Another big reason I think this happens is a lack of clear feedback loops between action and outcome. It’s hard to know you’re causing harm if you can’t trace action to outcome. This allows, even encourages, some self-delusion. Given that we are prone to confirming our beliefs—and presumably we took action because we believed it to be helpful—we’re unlikely to see evidence that contradicts our beliefs. We should be seeking disconfirming evidence to our actions but we don’t because if we did, we’d be a lot less smart than we think we are.

And the third major contributor, I’d say is our bias for action (especially what we consider positive action). This is also known as, to paraphrase Charlie Munger, do something syndrome. If you’re a policy advisor or politician, or heck, even a modern office worker, social norms make it hard for you to say “I don’t know.” You’re expected to have an answer for everything.

Think about how a typical meeting starts. In response to a new product from a competitor, for example, the first question people usually ask is “What are we going to do about this?” The hidden assumption that goes unexplored is that you need to do something. It could be that the cost of doing something outweighs the benefits.

Medicine has known about iatrogenics since at least the fourth century before our era-primum non nocere (“first do no harm”) is a first principle attributed to Hippocrates and integrated in the so called Hippocratic Oath taken by every medical doctor on his commencement day.

The very notion of iatrogenics is quite absent front he discourse outside medicine (which, to repeat, has been a rather slow learner.) (Source: Antifragile)

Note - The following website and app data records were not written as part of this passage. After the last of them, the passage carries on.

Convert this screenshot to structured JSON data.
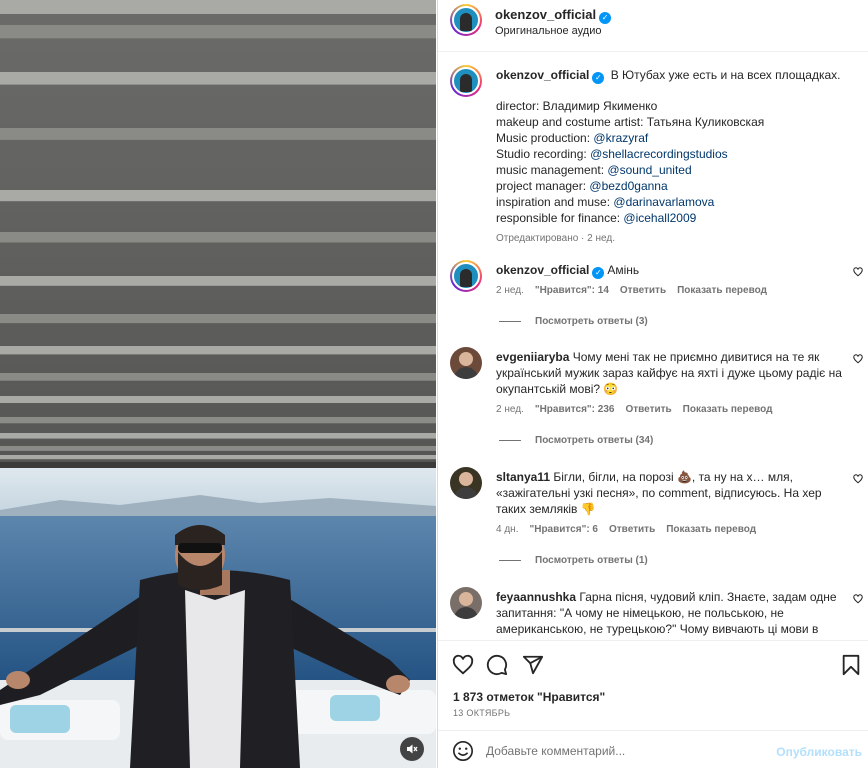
{
  "header": {
    "username": "okenzov_official",
    "subtitle": "Оригинальное аудио"
  },
  "caption": {
    "username": "okenzov_official",
    "first_line": "В Ютубах уже есть и на всех площадках.",
    "lines": [
      {
        "label": "director: Владимир Якименко",
        "link": ""
      },
      {
        "label": "makeup and costume artist: Татьяна Куликовская",
        "link": ""
      },
      {
        "label": "Music production: ",
        "link": "@krazyraf"
      },
      {
        "label": "Studio recording: ",
        "link": "@shellacrecordingstudios"
      },
      {
        "label": "music management: ",
        "link": "@sound_united"
      },
      {
        "label": "project manager: ",
        "link": "@bezd0ganna"
      },
      {
        "label": "inspiration and muse: ",
        "link": "@darinavarlamova"
      },
      {
        "label": "responsible for finance: ",
        "link": "@icehall2009"
      }
    ],
    "edited": "Отредактировано · 2 нед."
  },
  "comments": [
    {
      "username": "okenzov_official",
      "text": "Амінь",
      "time": "2 нед.",
      "likes": "\"Нравится\": 14",
      "reply": "Ответить",
      "translate": "Показать перевод",
      "view_replies": "Посмотреть ответы (3)"
    },
    {
      "username": "evgeniiaryba",
      "text": "Чому мені так не приємно дивитися на те як український мужик зараз кайфує на яхті і дуже цьому радіє на окупантській мові? 😳",
      "time": "2 нед.",
      "likes": "\"Нравится\": 236",
      "reply": "Ответить",
      "translate": "Показать перевод",
      "view_replies": "Посмотреть ответы (34)"
    },
    {
      "username": "sltanya11",
      "text": "Бігли, бігли, на порозі 💩, та ну на х… мля, «зажігательні узкі песня», по comment, відписуюсь. На хер таких земляків 👎",
      "time": "4 дн.",
      "likes": "\"Нравится\": 6",
      "reply": "Ответить",
      "translate": "Показать перевод",
      "view_replies": "Посмотреть ответы (1)"
    },
    {
      "username": "feyaannushka",
      "text": "Гарна пісня, чудовий кліп. Знаєте, задам одне запитання: \"А чому не німецькою, не польською, не американською, не турецькою?\" Чому вивчають ці мови в",
      "time": "",
      "likes": "",
      "reply": "",
      "translate": "",
      "view_replies": ""
    }
  ],
  "footer": {
    "likes": "1 873 отметок \"Нравится\"",
    "date": "13 ОКТЯБРЬ",
    "comment_placeholder": "Добавьте комментарий...",
    "publish": "Опубликовать"
  },
  "icons": {
    "like": "heart-icon",
    "comment": "comment-icon",
    "share": "share-icon",
    "save": "bookmark-icon",
    "emoji": "emoji-icon",
    "mute": "muted-speaker-icon"
  },
  "colors": {
    "link": "#00376b",
    "verified": "#0095f6",
    "publish": "#b2dffc"
  }
}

The concept of iatrogenics applies to domains outside of medicine and relates to everything where we cause more harm than good under the guise of knowledge.

Follow your curiosity and read about inversion: stop trying to be brilliant and start trying to avoid obvious stupidity.